Francis Murphy (Australian cleric)
|The Most Reverend
|1st Roman Catholic Bishop|
|Diocese||Diocese of Adelaide|
|Installed||22 April 1842|
|Term ended||26 April 1858|
|Successor||Patrick Bonaventure Geoghegan|
|Consecration||8 September 1844 (Bishop) in St Mary's Cathedral, Sydney|
|Born||20 May 1795
Navan, County Meath, Ireland
|Died||26 April 1858
Adelaide, South Australia, Australia
|Buried||St. Francis Xavier's Cathedral, Adelaide|
|Denomination||Roman Catholic Church|
|Parents||Arthur Murphy and
Bridget Murphy (née Flood)
|Occupation||Roman Catholic bishop|
|Alma mater||St Finian's College, Navan;
St Patrick's College, Maynooth
Murphy was born at Navan, County Meath, Ireland, eldest son of Arthur Murphy, brewer and distiller, and his wife Bridget, née Flood. Murphy was educated at St Finian's College in Navan, then the diocesan seminary and Maynooth College. He was ordained deacon in 1824 and a priest in 1825; he worked for four years at Bradford and for about seven years at St Patrick's, Liverpool, where he met Dr William Ullathorne who enlisted Murphy for the Australian mission.

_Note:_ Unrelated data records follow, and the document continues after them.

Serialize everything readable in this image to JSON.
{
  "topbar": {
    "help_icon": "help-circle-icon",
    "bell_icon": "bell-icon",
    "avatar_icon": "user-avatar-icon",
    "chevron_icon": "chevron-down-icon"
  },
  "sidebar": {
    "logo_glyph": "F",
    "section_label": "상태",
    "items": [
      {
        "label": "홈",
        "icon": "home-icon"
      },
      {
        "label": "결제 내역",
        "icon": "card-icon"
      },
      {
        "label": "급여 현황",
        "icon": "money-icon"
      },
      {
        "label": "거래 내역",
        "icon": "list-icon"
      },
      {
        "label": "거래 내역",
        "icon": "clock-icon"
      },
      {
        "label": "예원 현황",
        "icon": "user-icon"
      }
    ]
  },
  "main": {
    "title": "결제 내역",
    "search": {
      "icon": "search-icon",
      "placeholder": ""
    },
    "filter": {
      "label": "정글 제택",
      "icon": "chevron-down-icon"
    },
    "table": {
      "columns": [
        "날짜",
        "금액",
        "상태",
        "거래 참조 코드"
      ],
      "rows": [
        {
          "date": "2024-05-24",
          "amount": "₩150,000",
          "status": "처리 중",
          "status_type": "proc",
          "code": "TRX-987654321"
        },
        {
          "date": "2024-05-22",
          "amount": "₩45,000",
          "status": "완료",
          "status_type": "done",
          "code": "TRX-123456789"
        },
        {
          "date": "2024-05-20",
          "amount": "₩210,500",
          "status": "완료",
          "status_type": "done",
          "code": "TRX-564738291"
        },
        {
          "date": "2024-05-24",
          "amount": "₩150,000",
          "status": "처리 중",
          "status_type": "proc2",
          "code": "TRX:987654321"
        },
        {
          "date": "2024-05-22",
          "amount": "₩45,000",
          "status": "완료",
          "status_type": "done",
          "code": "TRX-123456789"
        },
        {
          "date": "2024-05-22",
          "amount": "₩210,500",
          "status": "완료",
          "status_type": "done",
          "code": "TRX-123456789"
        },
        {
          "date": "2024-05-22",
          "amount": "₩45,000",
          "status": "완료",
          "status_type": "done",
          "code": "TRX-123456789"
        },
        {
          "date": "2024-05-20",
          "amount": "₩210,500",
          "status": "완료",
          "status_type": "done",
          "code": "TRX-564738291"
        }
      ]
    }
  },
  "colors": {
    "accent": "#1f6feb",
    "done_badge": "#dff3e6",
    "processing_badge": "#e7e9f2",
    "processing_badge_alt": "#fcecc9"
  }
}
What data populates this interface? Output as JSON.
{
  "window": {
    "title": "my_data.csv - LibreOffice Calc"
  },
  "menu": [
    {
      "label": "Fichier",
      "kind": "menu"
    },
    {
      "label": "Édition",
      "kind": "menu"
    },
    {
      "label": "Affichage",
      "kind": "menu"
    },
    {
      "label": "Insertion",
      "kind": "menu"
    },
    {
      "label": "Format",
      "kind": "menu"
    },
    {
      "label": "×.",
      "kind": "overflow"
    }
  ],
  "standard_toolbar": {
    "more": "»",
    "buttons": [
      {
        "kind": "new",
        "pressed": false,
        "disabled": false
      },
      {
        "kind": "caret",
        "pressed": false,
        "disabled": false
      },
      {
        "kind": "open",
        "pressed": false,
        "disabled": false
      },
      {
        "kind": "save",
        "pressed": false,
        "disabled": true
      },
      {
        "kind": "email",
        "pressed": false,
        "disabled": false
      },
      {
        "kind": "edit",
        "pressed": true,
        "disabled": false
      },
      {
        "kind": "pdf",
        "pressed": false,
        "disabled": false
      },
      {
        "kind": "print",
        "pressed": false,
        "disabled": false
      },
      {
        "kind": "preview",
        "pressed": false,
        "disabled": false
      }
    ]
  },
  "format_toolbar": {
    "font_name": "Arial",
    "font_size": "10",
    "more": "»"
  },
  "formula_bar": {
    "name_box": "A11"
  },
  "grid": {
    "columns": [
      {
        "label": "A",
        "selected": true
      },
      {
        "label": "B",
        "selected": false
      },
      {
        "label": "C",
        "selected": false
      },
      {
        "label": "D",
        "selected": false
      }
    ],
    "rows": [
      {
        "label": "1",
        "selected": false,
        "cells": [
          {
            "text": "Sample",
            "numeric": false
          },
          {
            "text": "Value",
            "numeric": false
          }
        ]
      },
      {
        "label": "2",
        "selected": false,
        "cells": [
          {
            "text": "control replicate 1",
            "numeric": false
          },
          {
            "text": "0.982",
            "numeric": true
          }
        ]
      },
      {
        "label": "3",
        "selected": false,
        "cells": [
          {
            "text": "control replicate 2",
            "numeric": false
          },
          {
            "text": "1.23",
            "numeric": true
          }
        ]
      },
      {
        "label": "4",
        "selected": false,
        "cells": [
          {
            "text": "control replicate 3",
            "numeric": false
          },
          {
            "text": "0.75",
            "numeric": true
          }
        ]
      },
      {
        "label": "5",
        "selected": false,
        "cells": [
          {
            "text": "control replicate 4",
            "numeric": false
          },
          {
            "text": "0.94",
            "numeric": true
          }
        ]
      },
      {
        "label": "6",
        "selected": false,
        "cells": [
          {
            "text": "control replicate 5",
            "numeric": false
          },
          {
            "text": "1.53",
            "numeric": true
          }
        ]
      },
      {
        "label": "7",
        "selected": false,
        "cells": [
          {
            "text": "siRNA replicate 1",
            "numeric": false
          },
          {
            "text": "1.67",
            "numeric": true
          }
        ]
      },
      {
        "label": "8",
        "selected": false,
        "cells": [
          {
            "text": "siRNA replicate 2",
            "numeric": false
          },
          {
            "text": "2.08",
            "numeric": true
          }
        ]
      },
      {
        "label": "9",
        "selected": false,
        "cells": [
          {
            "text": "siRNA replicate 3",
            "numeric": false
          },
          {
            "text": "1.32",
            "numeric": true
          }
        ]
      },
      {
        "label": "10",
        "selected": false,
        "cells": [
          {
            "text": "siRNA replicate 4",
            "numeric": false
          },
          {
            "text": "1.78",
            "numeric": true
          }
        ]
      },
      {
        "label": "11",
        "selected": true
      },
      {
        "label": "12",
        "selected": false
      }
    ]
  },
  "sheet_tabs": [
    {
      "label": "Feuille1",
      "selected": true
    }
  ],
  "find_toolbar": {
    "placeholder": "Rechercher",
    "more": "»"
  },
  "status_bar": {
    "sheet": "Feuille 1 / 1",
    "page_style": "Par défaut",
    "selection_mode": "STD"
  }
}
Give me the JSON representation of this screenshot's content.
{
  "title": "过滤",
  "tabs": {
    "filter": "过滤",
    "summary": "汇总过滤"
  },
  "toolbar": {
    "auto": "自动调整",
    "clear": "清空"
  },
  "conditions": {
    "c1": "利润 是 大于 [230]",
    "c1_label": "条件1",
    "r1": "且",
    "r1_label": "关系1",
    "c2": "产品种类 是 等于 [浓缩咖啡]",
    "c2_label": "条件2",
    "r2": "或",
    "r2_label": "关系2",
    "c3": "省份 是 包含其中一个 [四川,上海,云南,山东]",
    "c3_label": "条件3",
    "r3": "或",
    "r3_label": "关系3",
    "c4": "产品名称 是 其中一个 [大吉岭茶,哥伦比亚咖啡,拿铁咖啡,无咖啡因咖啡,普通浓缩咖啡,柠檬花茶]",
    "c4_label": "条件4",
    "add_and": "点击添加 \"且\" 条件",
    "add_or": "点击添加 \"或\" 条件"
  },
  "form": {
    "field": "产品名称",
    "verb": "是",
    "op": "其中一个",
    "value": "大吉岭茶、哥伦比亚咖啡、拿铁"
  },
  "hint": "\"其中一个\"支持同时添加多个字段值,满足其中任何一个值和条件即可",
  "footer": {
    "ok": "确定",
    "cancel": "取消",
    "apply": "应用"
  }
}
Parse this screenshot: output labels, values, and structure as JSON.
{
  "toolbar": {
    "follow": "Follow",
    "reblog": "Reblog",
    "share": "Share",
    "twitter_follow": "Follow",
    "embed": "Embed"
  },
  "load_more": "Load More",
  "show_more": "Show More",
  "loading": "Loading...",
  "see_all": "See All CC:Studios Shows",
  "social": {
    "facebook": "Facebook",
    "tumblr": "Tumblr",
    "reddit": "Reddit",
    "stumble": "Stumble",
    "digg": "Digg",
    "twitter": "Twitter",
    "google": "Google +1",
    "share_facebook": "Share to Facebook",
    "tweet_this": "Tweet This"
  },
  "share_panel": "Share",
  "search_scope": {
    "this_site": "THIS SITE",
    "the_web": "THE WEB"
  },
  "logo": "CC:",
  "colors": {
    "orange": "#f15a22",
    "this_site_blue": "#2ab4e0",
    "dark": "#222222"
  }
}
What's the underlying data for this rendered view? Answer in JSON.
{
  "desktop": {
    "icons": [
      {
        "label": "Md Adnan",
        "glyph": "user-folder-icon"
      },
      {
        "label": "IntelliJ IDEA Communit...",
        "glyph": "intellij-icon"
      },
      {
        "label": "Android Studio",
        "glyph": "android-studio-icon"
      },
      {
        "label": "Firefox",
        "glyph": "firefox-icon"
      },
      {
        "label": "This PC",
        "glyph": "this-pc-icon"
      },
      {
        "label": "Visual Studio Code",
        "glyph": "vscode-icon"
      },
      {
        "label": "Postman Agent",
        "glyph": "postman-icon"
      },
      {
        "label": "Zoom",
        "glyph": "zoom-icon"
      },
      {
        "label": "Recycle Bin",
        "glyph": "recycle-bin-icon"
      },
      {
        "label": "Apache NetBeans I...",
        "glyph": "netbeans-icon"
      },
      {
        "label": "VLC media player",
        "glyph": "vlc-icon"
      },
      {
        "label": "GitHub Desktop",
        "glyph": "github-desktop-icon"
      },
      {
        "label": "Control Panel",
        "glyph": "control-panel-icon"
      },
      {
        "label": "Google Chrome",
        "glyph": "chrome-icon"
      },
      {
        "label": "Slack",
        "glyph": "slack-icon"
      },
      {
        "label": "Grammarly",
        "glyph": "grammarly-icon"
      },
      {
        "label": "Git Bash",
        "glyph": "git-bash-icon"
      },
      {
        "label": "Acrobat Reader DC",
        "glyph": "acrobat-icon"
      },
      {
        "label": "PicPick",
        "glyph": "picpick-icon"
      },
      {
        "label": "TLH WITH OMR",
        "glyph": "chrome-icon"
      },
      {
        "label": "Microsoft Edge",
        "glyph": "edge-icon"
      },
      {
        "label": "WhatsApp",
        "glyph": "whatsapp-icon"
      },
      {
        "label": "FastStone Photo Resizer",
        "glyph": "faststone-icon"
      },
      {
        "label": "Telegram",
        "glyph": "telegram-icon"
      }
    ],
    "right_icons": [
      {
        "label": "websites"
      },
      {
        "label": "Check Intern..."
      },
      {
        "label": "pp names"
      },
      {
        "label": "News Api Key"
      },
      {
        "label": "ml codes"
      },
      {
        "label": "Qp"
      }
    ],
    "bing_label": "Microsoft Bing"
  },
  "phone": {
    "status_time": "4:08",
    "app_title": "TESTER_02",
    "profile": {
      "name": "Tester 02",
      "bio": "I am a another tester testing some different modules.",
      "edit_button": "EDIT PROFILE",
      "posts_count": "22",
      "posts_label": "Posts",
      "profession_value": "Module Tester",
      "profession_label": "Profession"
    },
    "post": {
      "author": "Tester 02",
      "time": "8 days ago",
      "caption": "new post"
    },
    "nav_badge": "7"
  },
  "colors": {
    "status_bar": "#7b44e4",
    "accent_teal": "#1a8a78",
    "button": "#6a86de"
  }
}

Murphy arrived in Sydney in July 1838 and his influence was immediately felt in the diocese. There was much sectarian feeling in Sydney, Murphy proved to be an able defender of his Church. In November 1840, when Bishop John Polding left Sydney on a visit to Europe, Murphy was appointed vicar-general of the diocese during the bishop's absence. On 8 September 1844 Murphy was consecrated first bishop of Adelaide at St Mary's Cathedral, Sydney. In the following month went to Adelaide, calling in at Port Phillip where he officiated at the first Pontifical High Mass celebrated in Melbourne.
First Bishop of Adelaide
When Murphy began his work in Adelaide, he did not have a church, school or presbytery; and only one priest to assist him. At this stage he was advised that a Mr W. Leigh of Leamington, England, had given over £2,000 for the use of the Adelaide diocese. This money was invaluable at the moment, and though the adherents of the church were few in number and their means were mostly small, in less than two years there were three churches, and an additional priest had arrived. In common with the other sects the Roman Catholics were allotted a small government grant for five years from 1846, and in that year Murphy visited Europe, returning in 1847 with two additional priests. In 1849 Murphy felt it necessary to renounce the government grant on account of the conditions imposed with it. The gold rush to Victoria in 1851 very nearly emptied Adelaide and the diocese was in great difficulties. One of the priests, however, followed his flock to the diggings, and succeeded in raising £1,500 which was spent on land as an endowment for the diocese, and soon afterwards Mr Leigh presented it with a farm of 600 acres (2.4 km2) near Adelaide.
Murphy was untiring in his work, travelling and preaching in all the settled parts of the colony, and his diocese gradually prospered. At the time of his death there were 21 churches and 13 priests. His amiable character led to his being asked on more than one occasion to act as mediator when difficulties arose in other dioceses, and while on a mission of this kind in Tasmania in connexion with the unfortunate differences between Bishop Robert Willson and Arch-priest Therry, Murphy contracted a severe cold which developed into consumption (tuberculosis). He died at Adelaide on 26 April 1858 and is buried in St. Francis Xavier's Cathedral, Adelaide.
Murphy was a tall, active man, simple in manner and tastes, and though sometimes hasty tempered, had a kind nature. He had a good voice, was an excellent preacher, and was eminently fitted to be the pioneer bishop in a colony where his co-religionists were comparatively few in number.
|Catholic Church titles|
|New title||Bishop of Adelaide
Patrick Bonaventure Geoghegan